$50m sub-Saharan Africa fund launched

Louis Dreyfus Group, one of the world's largest agricultural commodity traders, has teamed up with emerging markets firm Bamboo Finance to launch the fund.

Emerging markets private equity firm Bamboo Finance and Louis Dreyfus Group, one of the world’s largest agricultural commodity traders, have teamed to launch a $50 million fund (£33 million; €46 million) to invest in agribusiness in sub-Saharan Africa.

Nisaba, which has been seeded with $10 million from Louis Dreyfus Holdings and will invest for impact as well as profit, will back small- and medium-sized agribusinesses across the value chain in sub-Saharan Africa, the firm said in a statement. A spokeswoman told Agri Investor the fund will seek to bring in strategic corporate investors and development institutions to raise the balance of $40 million.

“Global agricultural production is not keeping pace with population growth. We believe that through appropriate financing tools like impact investing, the private sector must take an active role in addressing such challenges,” said Margarita Louis-Dreyfus, chairwoman of Louis Dreyfus Holdings.

The new fund says it will focus on SMEs that combine social, environmental and financial returns by improving efficiency through access to data, finance and risk mitigation, training, technology and innovation.

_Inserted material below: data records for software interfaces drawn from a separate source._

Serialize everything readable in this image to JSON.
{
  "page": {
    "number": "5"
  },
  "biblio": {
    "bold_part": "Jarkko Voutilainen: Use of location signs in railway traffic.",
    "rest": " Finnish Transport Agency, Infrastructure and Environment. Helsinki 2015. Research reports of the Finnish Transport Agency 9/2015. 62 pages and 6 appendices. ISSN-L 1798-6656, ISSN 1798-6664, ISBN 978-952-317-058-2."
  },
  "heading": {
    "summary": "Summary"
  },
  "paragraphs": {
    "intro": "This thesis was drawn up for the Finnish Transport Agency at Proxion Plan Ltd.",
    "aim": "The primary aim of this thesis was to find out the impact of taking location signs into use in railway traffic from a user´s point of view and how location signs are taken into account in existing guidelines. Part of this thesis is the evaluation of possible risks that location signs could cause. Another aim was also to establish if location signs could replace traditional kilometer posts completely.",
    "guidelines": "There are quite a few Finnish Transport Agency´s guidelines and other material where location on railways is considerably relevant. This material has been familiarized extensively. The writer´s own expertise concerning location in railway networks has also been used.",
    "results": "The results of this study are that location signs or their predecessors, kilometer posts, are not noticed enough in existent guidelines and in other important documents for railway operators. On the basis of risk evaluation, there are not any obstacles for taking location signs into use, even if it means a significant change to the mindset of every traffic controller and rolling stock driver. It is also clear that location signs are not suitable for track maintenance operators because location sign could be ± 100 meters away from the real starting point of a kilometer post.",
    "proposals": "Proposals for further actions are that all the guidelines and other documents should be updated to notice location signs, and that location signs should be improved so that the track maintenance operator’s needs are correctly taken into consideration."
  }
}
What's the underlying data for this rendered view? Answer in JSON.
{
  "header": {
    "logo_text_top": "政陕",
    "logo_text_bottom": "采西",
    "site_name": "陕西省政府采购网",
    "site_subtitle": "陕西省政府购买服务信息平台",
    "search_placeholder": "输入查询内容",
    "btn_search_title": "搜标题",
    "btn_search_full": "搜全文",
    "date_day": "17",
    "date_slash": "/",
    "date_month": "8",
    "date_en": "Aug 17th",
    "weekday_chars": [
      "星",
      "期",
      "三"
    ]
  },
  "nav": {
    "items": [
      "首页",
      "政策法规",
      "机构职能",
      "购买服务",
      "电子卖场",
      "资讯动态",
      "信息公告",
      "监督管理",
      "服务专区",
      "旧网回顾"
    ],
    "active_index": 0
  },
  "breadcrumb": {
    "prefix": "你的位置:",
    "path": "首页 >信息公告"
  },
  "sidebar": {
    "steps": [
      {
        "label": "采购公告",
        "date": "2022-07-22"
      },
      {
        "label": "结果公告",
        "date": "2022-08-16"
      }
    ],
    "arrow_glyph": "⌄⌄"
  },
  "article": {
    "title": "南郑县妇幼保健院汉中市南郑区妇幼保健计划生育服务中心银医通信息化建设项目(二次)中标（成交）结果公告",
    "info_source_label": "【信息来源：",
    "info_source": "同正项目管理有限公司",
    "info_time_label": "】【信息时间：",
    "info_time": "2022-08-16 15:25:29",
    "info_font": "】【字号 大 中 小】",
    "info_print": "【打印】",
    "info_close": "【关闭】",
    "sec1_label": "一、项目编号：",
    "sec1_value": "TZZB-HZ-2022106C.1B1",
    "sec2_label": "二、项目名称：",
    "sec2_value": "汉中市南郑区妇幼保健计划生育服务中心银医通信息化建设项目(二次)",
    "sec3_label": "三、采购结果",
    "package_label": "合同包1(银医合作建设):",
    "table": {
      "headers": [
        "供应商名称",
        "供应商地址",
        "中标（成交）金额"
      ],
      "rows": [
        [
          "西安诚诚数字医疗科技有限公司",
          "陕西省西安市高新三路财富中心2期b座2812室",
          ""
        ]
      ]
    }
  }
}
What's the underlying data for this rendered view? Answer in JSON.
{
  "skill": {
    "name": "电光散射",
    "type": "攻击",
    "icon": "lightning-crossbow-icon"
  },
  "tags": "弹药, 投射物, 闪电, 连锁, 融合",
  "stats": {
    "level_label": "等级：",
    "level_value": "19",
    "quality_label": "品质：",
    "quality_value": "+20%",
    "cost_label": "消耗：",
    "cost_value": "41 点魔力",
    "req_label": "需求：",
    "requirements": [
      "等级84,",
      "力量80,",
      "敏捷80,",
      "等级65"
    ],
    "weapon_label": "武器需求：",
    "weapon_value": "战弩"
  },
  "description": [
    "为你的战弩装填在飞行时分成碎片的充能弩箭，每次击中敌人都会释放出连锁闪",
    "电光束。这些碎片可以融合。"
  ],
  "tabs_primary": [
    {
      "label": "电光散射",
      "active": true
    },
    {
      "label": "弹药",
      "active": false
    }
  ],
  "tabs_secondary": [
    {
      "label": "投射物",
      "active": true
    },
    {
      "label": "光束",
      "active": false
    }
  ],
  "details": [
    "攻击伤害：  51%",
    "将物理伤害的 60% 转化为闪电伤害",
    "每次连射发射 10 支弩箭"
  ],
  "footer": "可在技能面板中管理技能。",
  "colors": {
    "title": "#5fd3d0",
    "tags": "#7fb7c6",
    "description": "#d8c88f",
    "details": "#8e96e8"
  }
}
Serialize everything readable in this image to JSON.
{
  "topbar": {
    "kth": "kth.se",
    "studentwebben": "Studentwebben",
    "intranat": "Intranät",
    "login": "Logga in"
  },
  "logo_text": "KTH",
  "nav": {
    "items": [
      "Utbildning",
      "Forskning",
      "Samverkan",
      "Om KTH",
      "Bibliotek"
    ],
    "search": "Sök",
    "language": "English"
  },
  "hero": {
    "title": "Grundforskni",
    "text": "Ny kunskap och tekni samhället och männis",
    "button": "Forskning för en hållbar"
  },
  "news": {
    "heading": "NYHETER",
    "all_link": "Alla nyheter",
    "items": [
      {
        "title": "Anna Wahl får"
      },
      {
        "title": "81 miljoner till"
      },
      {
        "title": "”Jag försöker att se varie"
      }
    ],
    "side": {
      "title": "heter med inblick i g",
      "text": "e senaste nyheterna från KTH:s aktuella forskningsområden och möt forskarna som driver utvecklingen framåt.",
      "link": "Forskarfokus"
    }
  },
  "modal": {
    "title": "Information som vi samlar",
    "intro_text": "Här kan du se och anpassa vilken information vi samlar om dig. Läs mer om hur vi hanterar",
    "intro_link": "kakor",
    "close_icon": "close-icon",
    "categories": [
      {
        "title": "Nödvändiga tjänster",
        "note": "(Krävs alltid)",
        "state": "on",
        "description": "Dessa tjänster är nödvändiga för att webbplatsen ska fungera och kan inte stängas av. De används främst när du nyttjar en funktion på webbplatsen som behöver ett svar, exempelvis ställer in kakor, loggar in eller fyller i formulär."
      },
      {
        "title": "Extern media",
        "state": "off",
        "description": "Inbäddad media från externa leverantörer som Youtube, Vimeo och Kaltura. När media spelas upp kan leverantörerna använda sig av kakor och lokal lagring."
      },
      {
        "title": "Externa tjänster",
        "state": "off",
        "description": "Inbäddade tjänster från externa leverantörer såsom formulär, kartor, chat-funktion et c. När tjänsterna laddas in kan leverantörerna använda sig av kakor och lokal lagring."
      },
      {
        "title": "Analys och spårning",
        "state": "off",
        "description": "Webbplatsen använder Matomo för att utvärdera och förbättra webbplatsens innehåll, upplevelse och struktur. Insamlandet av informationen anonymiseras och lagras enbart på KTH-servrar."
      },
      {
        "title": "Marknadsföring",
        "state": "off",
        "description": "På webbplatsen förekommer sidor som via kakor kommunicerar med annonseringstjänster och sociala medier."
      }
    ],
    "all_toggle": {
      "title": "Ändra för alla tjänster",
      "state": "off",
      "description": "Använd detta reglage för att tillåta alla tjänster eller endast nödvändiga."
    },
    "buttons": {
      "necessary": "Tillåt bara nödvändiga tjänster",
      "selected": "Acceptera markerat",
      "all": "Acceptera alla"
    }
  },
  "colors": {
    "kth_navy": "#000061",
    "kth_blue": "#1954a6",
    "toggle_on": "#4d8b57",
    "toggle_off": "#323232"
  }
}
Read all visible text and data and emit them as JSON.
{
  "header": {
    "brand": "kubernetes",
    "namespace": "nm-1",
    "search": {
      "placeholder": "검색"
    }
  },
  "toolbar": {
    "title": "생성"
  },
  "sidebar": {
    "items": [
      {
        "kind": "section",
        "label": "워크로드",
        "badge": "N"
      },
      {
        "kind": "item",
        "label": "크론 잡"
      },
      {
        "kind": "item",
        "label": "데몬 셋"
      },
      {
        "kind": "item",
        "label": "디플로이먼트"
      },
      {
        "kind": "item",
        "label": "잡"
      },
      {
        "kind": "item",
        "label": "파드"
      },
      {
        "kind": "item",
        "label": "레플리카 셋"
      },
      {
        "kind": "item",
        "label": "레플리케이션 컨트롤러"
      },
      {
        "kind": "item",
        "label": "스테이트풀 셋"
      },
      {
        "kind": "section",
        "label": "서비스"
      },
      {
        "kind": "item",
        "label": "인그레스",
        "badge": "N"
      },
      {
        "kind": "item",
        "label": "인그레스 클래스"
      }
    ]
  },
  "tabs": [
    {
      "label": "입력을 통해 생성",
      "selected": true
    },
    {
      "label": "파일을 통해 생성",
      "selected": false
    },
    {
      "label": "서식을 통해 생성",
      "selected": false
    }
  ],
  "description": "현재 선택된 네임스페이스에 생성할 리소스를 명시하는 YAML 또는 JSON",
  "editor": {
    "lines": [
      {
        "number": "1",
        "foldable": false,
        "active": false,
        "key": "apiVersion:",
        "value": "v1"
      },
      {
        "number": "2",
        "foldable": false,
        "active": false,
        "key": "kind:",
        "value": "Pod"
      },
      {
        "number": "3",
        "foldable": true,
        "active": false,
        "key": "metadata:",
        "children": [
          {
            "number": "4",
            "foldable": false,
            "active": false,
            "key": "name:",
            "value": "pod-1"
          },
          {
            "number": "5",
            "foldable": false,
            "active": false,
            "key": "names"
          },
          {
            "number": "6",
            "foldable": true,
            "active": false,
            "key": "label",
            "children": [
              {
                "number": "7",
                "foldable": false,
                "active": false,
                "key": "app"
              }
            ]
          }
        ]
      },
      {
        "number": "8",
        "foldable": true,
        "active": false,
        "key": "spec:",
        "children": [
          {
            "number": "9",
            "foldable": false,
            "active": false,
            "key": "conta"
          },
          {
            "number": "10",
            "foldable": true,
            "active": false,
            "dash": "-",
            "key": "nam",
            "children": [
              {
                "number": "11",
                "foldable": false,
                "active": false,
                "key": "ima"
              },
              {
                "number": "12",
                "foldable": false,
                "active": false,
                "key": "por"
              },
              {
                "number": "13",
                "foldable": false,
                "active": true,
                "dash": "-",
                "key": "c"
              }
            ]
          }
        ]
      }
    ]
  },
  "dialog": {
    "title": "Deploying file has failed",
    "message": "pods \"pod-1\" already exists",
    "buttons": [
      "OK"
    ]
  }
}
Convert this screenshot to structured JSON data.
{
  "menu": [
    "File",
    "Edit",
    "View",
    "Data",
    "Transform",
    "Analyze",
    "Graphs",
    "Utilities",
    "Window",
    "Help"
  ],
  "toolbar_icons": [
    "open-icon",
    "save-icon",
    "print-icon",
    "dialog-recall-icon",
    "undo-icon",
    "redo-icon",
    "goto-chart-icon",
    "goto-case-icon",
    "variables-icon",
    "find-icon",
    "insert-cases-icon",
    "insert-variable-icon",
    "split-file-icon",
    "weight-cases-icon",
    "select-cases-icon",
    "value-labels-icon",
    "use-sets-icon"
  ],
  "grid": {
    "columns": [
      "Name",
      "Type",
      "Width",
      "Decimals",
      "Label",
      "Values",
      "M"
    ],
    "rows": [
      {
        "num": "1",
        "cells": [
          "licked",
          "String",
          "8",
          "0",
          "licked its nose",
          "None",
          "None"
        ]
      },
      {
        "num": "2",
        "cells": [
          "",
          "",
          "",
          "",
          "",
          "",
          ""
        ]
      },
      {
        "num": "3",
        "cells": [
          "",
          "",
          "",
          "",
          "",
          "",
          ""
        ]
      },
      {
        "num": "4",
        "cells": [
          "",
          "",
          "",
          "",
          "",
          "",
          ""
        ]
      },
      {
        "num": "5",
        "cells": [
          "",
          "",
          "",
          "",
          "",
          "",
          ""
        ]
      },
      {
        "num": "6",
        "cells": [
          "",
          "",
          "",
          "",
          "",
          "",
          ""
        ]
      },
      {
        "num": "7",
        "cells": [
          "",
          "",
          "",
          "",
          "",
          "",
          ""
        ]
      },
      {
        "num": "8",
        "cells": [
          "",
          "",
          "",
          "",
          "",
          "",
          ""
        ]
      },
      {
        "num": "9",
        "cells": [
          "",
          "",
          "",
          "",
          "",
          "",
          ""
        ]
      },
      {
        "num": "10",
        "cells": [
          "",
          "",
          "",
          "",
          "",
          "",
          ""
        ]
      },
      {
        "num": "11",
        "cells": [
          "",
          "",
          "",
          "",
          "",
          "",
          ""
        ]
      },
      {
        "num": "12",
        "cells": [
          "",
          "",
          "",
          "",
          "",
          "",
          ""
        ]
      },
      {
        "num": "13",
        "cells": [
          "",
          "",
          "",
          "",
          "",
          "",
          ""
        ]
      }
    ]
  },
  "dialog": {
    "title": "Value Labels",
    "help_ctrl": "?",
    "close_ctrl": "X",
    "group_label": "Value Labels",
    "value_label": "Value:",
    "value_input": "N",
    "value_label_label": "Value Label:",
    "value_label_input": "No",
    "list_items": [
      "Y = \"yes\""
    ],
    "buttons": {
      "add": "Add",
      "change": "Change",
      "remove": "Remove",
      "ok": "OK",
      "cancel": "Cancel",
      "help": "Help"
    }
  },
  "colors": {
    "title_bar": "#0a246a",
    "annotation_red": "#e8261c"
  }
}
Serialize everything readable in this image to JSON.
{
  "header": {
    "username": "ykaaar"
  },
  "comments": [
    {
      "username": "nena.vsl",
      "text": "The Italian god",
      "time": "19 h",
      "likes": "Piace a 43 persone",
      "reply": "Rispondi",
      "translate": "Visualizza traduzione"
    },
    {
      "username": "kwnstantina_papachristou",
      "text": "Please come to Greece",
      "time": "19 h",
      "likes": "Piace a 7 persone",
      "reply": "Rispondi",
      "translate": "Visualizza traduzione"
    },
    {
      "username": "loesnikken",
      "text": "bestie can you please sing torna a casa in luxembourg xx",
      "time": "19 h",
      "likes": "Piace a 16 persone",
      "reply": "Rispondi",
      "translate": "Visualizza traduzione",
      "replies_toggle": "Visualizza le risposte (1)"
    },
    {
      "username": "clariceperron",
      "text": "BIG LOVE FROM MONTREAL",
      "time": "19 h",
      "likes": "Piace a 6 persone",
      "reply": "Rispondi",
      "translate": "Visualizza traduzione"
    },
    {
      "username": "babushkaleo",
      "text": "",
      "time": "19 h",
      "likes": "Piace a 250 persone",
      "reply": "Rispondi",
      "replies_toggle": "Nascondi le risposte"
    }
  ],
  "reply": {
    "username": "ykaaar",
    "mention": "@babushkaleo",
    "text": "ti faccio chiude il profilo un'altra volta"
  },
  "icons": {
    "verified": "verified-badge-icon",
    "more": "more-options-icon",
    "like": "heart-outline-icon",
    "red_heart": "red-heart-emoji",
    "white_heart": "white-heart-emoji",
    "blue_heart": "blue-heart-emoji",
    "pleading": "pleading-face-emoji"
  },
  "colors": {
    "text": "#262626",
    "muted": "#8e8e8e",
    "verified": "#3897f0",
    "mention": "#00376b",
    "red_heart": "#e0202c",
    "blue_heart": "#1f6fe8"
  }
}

It also wants to strengthen market access for farmers by linking producers to end-consumers and build local capacity through post-harvest handling and storage. “We are prioritising Ethiopia, Ghana, Ivory Coast, Kenya, Mozambique, Senegal, Tanzania, Uganda and Zambia,” the spokeswoman said.

Nisaba is aiming to hire an investment manager and investment analyst for its Nairobi office.

Pointing to the opportunity in sub-Saharan Africa, the fund says food markets in the region are expected to increase four-fold to 2030 to reach $1 trillion.

The agri growth story in sub-Saharan Africa has been touted by a wide range of investors in recent months, from impact investors to venture firms and those focused on large-scale buyout deals.

In February the MasterCard Foundation launched a $50 million fund to invest in  agribusinesses and agribusiness finance providers to support the development of the agriculture sector. In April Abraaj raised almost $1 billion for mid-market buyouts in the region, a close which followed another $1 billion fundraise by pan-African player Helios Investment Partners. And at the other end of the scale, AgDevCo, the impact investor backed by the UK’s Department for International Development, earlier this month invested $375,000 in a Ghanaian guinea fowl business.

Bamboo Finance is a Luxembourg-based fund with $250 million under management across two funds, with investments in 46 emerging market-based companies.